» Instructions for the task
This exercise asks for an exact copy of every entry below, with pictures omitted.

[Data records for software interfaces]
*** Block opens ***

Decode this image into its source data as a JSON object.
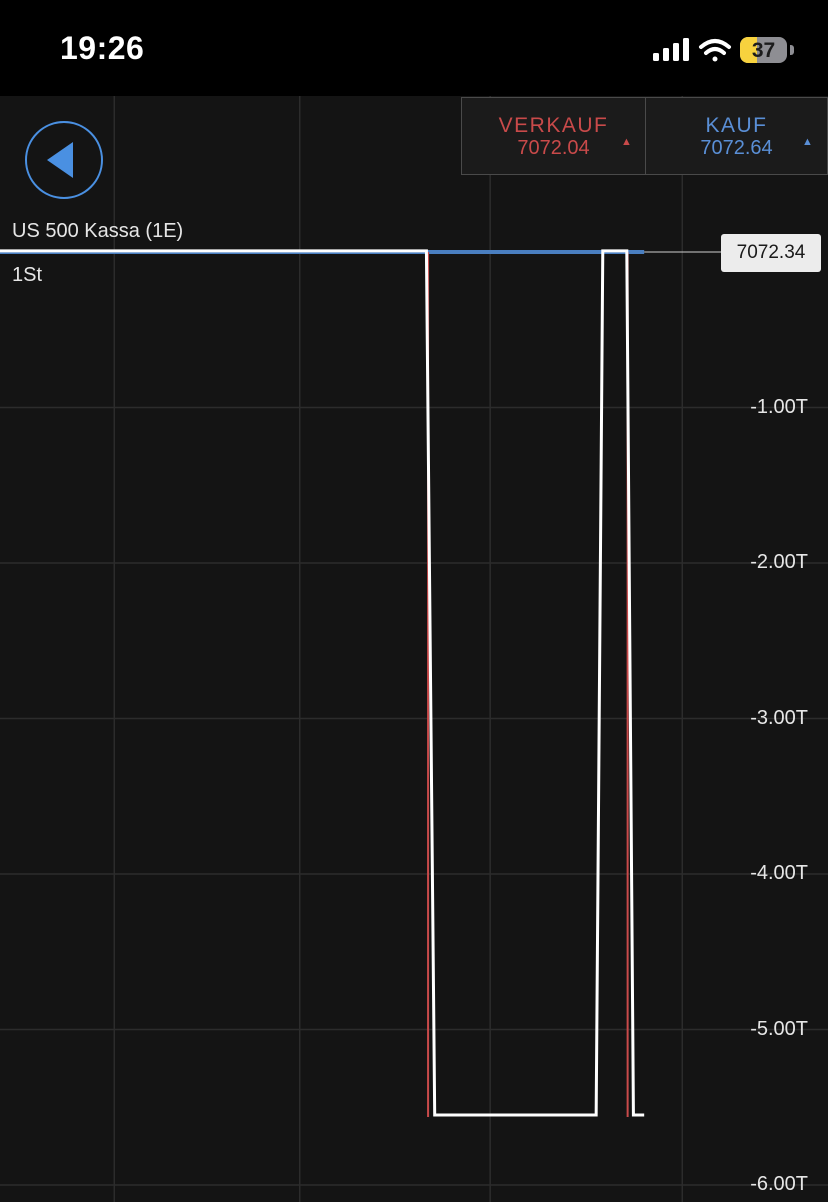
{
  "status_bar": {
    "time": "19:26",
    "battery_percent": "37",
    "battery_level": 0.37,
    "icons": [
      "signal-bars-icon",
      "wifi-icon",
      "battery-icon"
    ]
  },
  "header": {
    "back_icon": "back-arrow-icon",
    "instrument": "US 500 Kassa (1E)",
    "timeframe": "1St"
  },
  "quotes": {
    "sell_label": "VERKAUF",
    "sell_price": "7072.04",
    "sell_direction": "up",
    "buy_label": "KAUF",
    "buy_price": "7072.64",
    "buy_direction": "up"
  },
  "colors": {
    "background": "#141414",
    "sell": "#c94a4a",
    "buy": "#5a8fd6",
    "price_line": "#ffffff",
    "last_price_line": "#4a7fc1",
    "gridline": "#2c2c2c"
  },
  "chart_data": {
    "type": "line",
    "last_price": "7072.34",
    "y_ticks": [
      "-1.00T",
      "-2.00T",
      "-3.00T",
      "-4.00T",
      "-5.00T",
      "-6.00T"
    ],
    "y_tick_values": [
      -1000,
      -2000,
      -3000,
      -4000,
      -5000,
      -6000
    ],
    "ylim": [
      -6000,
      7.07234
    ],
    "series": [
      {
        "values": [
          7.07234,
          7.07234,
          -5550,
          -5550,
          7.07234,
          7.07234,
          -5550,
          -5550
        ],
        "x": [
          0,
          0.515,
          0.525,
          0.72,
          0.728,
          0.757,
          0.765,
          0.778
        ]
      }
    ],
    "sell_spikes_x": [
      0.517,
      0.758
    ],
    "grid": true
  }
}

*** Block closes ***

» Response below
Decode this image into its source data as a JSON object.
{
  "status_bar": {
    "time": "19:26",
    "battery_percent": "37",
    "battery_level": 0.37,
    "icons": [
      "signal-bars-icon",
      "wifi-icon",
      "battery-icon"
    ]
  },
  "header": {
    "back_icon": "back-arrow-icon",
    "instrument": "US 500 Kassa (1E)",
    "timeframe": "1St"
  },
  "quotes": {
    "sell_label": "VERKAUF",
    "sell_price": "7072.04",
    "sell_direction": "up",
    "buy_label": "KAUF",
    "buy_price": "7072.64",
    "buy_direction": "up"
  },
  "colors": {
    "background": "#141414",
    "sell": "#c94a4a",
    "buy": "#5a8fd6",
    "price_line": "#ffffff",
    "last_price_line": "#4a7fc1",
    "gridline": "#2c2c2c"
  },
  "chart_data": {
    "type": "line",
    "last_price": "7072.34",
    "y_ticks": [
      "-1.00T",
      "-2.00T",
      "-3.00T",
      "-4.00T",
      "-5.00T",
      "-6.00T"
    ],
    "y_tick_values": [
      -1000,
      -2000,
      -3000,
      -4000,
      -5000,
      -6000
    ],
    "ylim": [
      -6000,
      7.07234
    ],
    "series": [
      {
        "values": [
          7.07234,
          7.07234,
          -5550,
          -5550,
          7.07234,
          7.07234,
          -5550,
          -5550
        ],
        "x": [
          0,
          0.515,
          0.525,
          0.72,
          0.728,
          0.757,
          0.765,
          0.778
        ]
      }
    ],
    "sell_spikes_x": [
      0.517,
      0.758
    ],
    "grid": true
  }
}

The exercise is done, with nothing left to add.